* _TASK INPUTS_:
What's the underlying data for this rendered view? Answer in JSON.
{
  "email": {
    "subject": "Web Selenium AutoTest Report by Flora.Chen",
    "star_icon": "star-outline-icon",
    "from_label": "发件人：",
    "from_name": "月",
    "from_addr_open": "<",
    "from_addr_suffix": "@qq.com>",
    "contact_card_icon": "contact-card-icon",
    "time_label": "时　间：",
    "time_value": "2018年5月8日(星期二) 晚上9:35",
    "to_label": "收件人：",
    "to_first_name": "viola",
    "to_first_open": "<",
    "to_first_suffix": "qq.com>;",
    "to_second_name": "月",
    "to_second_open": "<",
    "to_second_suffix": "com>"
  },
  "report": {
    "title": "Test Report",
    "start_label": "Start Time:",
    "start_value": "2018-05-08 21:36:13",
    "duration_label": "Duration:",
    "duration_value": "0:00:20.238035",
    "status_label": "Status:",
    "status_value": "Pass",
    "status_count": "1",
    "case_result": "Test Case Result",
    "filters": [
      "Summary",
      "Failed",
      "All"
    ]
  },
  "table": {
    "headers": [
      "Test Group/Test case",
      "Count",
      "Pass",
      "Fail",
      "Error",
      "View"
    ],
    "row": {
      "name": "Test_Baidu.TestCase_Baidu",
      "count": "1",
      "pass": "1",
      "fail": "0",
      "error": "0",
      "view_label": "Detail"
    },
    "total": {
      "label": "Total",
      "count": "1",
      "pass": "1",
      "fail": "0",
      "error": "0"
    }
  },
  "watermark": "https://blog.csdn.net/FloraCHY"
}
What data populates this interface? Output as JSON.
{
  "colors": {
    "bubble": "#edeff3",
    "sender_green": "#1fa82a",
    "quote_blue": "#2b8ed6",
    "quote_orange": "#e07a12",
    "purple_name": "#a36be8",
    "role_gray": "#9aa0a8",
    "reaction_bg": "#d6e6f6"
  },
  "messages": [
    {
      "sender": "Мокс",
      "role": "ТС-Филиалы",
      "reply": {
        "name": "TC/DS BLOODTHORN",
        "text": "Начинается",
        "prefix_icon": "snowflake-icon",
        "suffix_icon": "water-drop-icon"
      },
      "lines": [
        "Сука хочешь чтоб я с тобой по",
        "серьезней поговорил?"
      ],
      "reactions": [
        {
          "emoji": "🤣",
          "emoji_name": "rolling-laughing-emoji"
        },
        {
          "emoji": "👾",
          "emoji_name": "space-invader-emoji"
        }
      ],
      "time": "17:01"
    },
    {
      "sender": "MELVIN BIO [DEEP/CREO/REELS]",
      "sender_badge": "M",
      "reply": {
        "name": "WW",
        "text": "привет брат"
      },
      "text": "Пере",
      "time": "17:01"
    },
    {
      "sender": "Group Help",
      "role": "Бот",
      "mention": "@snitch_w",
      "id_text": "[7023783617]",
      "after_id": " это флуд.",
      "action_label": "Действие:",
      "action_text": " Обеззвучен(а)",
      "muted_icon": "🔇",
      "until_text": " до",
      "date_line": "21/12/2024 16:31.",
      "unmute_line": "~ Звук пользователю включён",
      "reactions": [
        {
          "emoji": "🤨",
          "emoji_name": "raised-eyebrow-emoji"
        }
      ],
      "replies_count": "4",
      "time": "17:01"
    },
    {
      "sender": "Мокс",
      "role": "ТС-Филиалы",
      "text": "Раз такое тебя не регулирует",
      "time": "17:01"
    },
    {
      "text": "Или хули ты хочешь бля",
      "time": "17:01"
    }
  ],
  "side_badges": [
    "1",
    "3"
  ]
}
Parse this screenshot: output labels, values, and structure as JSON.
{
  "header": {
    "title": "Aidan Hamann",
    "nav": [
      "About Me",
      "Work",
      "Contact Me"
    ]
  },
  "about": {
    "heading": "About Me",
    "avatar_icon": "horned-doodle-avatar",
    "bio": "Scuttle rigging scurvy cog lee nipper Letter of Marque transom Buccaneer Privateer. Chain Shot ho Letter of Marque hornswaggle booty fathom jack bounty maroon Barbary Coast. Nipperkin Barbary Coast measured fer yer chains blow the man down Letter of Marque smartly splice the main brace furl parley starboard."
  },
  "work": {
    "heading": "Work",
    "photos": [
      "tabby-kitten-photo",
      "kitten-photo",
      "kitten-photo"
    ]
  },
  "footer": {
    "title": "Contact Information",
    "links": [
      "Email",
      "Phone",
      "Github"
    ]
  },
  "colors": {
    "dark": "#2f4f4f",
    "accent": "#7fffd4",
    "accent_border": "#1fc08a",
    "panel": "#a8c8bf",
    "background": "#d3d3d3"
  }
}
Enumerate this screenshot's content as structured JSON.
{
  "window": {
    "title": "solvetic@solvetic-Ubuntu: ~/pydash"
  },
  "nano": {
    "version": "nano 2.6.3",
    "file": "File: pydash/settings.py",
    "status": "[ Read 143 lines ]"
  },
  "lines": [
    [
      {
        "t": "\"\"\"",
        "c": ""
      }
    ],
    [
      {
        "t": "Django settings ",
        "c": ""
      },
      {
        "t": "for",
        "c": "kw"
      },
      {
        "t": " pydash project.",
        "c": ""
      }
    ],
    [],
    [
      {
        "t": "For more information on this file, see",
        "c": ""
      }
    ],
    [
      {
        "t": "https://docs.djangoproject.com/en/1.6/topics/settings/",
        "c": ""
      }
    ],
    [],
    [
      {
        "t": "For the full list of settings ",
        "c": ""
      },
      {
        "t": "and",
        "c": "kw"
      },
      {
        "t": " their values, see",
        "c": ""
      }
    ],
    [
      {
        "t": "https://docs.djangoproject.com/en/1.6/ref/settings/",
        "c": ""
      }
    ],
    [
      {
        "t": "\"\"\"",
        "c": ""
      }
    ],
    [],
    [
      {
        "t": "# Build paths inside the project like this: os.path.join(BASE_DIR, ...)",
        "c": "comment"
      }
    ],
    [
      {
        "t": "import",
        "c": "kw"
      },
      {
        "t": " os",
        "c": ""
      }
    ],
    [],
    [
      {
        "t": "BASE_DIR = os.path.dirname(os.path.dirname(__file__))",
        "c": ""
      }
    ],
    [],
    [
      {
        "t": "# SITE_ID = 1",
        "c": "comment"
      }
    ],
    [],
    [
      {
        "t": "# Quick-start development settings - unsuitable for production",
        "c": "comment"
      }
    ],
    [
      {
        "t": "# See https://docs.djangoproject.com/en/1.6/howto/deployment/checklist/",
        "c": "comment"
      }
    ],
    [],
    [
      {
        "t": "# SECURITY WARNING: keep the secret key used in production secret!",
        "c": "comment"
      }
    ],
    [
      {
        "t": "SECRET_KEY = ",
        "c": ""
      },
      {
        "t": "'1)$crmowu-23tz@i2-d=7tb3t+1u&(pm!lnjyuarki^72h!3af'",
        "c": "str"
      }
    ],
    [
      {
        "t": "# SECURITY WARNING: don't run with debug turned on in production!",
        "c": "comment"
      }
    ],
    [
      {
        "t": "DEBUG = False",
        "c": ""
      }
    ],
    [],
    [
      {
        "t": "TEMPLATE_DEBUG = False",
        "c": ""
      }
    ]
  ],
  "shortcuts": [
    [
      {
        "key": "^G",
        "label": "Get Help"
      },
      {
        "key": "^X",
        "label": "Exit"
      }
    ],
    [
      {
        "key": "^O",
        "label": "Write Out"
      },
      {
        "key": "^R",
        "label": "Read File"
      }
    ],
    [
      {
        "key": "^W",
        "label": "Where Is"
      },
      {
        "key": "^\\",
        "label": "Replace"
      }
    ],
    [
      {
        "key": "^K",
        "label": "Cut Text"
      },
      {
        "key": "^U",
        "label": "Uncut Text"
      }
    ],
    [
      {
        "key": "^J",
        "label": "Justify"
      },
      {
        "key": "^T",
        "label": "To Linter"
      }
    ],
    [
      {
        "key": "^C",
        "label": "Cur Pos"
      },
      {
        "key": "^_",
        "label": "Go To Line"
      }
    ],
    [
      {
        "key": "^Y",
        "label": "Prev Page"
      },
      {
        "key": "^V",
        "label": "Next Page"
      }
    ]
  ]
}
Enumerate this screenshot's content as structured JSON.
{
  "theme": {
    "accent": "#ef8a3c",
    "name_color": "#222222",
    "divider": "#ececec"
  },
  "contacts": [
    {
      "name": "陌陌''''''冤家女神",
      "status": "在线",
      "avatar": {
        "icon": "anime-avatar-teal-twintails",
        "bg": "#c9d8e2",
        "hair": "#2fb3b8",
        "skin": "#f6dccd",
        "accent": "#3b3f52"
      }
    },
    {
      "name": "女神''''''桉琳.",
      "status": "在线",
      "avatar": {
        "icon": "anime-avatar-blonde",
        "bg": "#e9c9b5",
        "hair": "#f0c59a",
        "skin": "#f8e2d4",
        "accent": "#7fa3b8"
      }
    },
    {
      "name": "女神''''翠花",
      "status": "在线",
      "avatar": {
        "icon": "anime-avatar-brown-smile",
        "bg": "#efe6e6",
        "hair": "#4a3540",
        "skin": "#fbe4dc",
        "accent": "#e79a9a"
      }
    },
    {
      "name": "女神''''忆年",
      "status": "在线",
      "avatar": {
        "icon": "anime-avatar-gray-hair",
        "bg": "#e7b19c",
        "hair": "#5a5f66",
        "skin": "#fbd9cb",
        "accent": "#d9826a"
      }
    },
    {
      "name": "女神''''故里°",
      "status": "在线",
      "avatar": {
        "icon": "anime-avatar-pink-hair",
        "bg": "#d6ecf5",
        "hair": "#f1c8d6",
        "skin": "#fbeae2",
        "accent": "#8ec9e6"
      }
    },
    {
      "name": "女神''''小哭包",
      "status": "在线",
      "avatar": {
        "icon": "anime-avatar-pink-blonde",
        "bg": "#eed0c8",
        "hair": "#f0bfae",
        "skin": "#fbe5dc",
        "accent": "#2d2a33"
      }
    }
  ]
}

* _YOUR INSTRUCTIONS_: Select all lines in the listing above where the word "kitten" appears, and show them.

* _EXPECTED ANSWER_:
      "tabby-kitten-photo",
      "kitten-photo",
      "kitten-photo"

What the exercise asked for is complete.